▸ **Task**: What follows is a set of records; copy all of it exactly.

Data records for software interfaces
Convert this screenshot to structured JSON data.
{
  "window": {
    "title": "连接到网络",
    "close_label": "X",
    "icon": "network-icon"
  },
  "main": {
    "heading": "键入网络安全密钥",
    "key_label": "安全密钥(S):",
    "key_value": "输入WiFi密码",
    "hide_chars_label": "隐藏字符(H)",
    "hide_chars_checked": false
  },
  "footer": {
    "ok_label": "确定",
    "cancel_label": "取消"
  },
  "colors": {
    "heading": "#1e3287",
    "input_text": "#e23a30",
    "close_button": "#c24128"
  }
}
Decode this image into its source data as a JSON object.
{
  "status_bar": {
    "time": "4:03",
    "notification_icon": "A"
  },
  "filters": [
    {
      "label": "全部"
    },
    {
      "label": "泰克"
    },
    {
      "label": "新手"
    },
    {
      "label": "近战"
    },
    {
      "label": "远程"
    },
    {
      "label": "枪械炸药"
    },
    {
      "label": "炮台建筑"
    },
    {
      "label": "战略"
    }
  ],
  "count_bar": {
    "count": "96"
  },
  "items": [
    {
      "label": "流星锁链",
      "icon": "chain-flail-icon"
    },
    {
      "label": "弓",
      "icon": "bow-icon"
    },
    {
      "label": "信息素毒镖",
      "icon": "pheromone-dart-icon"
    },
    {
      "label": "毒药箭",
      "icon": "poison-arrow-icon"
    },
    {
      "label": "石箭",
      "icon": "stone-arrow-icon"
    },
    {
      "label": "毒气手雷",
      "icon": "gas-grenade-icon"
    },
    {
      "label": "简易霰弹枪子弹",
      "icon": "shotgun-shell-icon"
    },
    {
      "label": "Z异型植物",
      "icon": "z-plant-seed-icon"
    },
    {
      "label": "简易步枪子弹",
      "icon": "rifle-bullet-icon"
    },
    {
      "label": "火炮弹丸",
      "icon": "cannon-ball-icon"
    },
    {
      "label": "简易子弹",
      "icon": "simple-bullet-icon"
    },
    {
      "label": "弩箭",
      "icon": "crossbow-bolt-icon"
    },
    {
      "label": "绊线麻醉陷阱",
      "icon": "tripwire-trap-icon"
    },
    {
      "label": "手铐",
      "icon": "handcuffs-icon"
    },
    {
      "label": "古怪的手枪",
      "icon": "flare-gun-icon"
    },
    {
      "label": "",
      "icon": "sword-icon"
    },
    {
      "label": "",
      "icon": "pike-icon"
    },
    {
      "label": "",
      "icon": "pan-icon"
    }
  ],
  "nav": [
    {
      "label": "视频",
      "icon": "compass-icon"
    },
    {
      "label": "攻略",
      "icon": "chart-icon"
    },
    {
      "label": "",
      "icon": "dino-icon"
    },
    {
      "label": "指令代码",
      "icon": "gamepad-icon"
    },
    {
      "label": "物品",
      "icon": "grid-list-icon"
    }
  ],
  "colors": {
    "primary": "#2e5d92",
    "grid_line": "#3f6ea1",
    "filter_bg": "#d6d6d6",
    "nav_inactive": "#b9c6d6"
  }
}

▸ **Solution for this task**:
Convert this screenshot to structured JSON data.
{
  "window": {
    "title": "连接到网络",
    "close_label": "X",
    "icon": "network-icon"
  },
  "main": {
    "heading": "键入网络安全密钥",
    "key_label": "安全密钥(S):",
    "key_value": "输入WiFi密码",
    "hide_chars_label": "隐藏字符(H)",
    "hide_chars_checked": false
  },
  "footer": {
    "ok_label": "确定",
    "cancel_label": "取消"
  },
  "colors": {
    "heading": "#1e3287",
    "input_text": "#e23a30",
    "close_button": "#c24128"
  }
}
Decode this image into its source data as a JSON object.
{
  "status_bar": {
    "time": "4:03",
    "notification_icon": "A"
  },
  "filters": [
    {
      "label": "全部"
    },
    {
      "label": "泰克"
    },
    {
      "label": "新手"
    },
    {
      "label": "近战"
    },
    {
      "label": "远程"
    },
    {
      "label": "枪械炸药"
    },
    {
      "label": "炮台建筑"
    },
    {
      "label": "战略"
    }
  ],
  "count_bar": {
    "count": "96"
  },
  "items": [
    {
      "label": "流星锁链",
      "icon": "chain-flail-icon"
    },
    {
      "label": "弓",
      "icon": "bow-icon"
    },
    {
      "label": "信息素毒镖",
      "icon": "pheromone-dart-icon"
    },
    {
      "label": "毒药箭",
      "icon": "poison-arrow-icon"
    },
    {
      "label": "石箭",
      "icon": "stone-arrow-icon"
    },
    {
      "label": "毒气手雷",
      "icon": "gas-grenade-icon"
    },
    {
      "label": "简易霰弹枪子弹",
      "icon": "shotgun-shell-icon"
    },
    {
      "label": "Z异型植物",
      "icon": "z-plant-seed-icon"
    },
    {
      "label": "简易步枪子弹",
      "icon": "rifle-bullet-icon"
    },
    {
      "label": "火炮弹丸",
      "icon": "cannon-ball-icon"
    },
    {
      "label": "简易子弹",
      "icon": "simple-bullet-icon"
    },
    {
      "label": "弩箭",
      "icon": "crossbow-bolt-icon"
    },
    {
      "label": "绊线麻醉陷阱",
      "icon": "tripwire-trap-icon"
    },
    {
      "label": "手铐",
      "icon": "handcuffs-icon"
    },
    {
      "label": "古怪的手枪",
      "icon": "flare-gun-icon"
    },
    {
      "label": "",
      "icon": "sword-icon"
    },
    {
      "label": "",
      "icon": "pike-icon"
    },
    {
      "label": "",
      "icon": "pan-icon"
    }
  ],
  "nav": [
    {
      "label": "视频",
      "icon": "compass-icon"
    },
    {
      "label": "攻略",
      "icon": "chart-icon"
    },
    {
      "label": "",
      "icon": "dino-icon"
    },
    {
      "label": "指令代码",
      "icon": "gamepad-icon"
    },
    {
      "label": "物品",
      "icon": "grid-list-icon"
    }
  ],
  "colors": {
    "primary": "#2e5d92",
    "grid_line": "#3f6ea1",
    "filter_bg": "#d6d6d6",
    "nav_inactive": "#b9c6d6"
  }
}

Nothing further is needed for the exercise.